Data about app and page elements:
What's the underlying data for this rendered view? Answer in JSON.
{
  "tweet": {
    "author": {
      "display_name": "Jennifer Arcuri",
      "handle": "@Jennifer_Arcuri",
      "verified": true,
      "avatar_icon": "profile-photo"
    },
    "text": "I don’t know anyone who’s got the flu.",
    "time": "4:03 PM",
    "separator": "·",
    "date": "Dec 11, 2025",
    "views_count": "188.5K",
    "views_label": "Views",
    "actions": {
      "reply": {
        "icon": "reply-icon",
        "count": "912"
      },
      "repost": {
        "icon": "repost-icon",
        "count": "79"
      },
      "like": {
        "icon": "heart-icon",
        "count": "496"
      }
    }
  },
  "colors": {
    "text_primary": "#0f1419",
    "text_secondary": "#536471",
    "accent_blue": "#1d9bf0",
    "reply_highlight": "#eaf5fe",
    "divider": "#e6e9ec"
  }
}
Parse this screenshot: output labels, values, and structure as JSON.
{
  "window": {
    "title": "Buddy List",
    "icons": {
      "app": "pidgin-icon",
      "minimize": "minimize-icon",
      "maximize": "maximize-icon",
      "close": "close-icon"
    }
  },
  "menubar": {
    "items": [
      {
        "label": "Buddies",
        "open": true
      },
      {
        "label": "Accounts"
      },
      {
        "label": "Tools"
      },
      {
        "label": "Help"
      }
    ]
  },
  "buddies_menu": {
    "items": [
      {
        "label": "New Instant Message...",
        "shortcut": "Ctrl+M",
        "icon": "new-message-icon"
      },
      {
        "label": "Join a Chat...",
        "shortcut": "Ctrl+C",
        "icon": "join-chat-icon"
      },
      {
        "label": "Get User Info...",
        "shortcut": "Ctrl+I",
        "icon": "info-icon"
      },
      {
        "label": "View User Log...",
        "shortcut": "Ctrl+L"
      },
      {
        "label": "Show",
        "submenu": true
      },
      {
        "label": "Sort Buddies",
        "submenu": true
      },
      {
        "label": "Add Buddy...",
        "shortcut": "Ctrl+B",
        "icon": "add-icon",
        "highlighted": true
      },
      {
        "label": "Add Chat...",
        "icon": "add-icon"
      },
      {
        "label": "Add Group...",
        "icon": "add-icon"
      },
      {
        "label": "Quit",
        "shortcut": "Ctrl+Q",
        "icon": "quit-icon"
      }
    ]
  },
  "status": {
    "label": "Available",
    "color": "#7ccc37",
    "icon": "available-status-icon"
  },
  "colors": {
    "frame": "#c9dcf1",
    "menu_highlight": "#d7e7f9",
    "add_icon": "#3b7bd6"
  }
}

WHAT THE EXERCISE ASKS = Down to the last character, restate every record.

EXPECTED ANSWER =
What's the underlying data for this rendered view? Answer in JSON.
{
  "tweet": {
    "author": {
      "display_name": "Jennifer Arcuri",
      "handle": "@Jennifer_Arcuri",
      "verified": true,
      "avatar_icon": "profile-photo"
    },
    "text": "I don’t know anyone who’s got the flu.",
    "time": "4:03 PM",
    "separator": "·",
    "date": "Dec 11, 2025",
    "views_count": "188.5K",
    "views_label": "Views",
    "actions": {
      "reply": {
        "icon": "reply-icon",
        "count": "912"
      },
      "repost": {
        "icon": "repost-icon",
        "count": "79"
      },
      "like": {
        "icon": "heart-icon",
        "count": "496"
      }
    }
  },
  "colors": {
    "text_primary": "#0f1419",
    "text_secondary": "#536471",
    "accent_blue": "#1d9bf0",
    "reply_highlight": "#eaf5fe",
    "divider": "#e6e9ec"
  }
}
Parse this screenshot: output labels, values, and structure as JSON.
{
  "window": {
    "title": "Buddy List",
    "icons": {
      "app": "pidgin-icon",
      "minimize": "minimize-icon",
      "maximize": "maximize-icon",
      "close": "close-icon"
    }
  },
  "menubar": {
    "items": [
      {
        "label": "Buddies",
        "open": true
      },
      {
        "label": "Accounts"
      },
      {
        "label": "Tools"
      },
      {
        "label": "Help"
      }
    ]
  },
  "buddies_menu": {
    "items": [
      {
        "label": "New Instant Message...",
        "shortcut": "Ctrl+M",
        "icon": "new-message-icon"
      },
      {
        "label": "Join a Chat...",
        "shortcut": "Ctrl+C",
        "icon": "join-chat-icon"
      },
      {
        "label": "Get User Info...",
        "shortcut": "Ctrl+I",
        "icon": "info-icon"
      },
      {
        "label": "View User Log...",
        "shortcut": "Ctrl+L"
      },
      {
        "label": "Show",
        "submenu": true
      },
      {
        "label": "Sort Buddies",
        "submenu": true
      },
      {
        "label": "Add Buddy...",
        "shortcut": "Ctrl+B",
        "icon": "add-icon",
        "highlighted": true
      },
      {
        "label": "Add Chat...",
        "icon": "add-icon"
      },
      {
        "label": "Add Group...",
        "icon": "add-icon"
      },
      {
        "label": "Quit",
        "shortcut": "Ctrl+Q",
        "icon": "quit-icon"
      }
    ]
  },
  "status": {
    "label": "Available",
    "color": "#7ccc37",
    "icon": "available-status-icon"
  },
  "colors": {
    "frame": "#c9dcf1",
    "menu_highlight": "#d7e7f9",
    "add_icon": "#3b7bd6"
  }
}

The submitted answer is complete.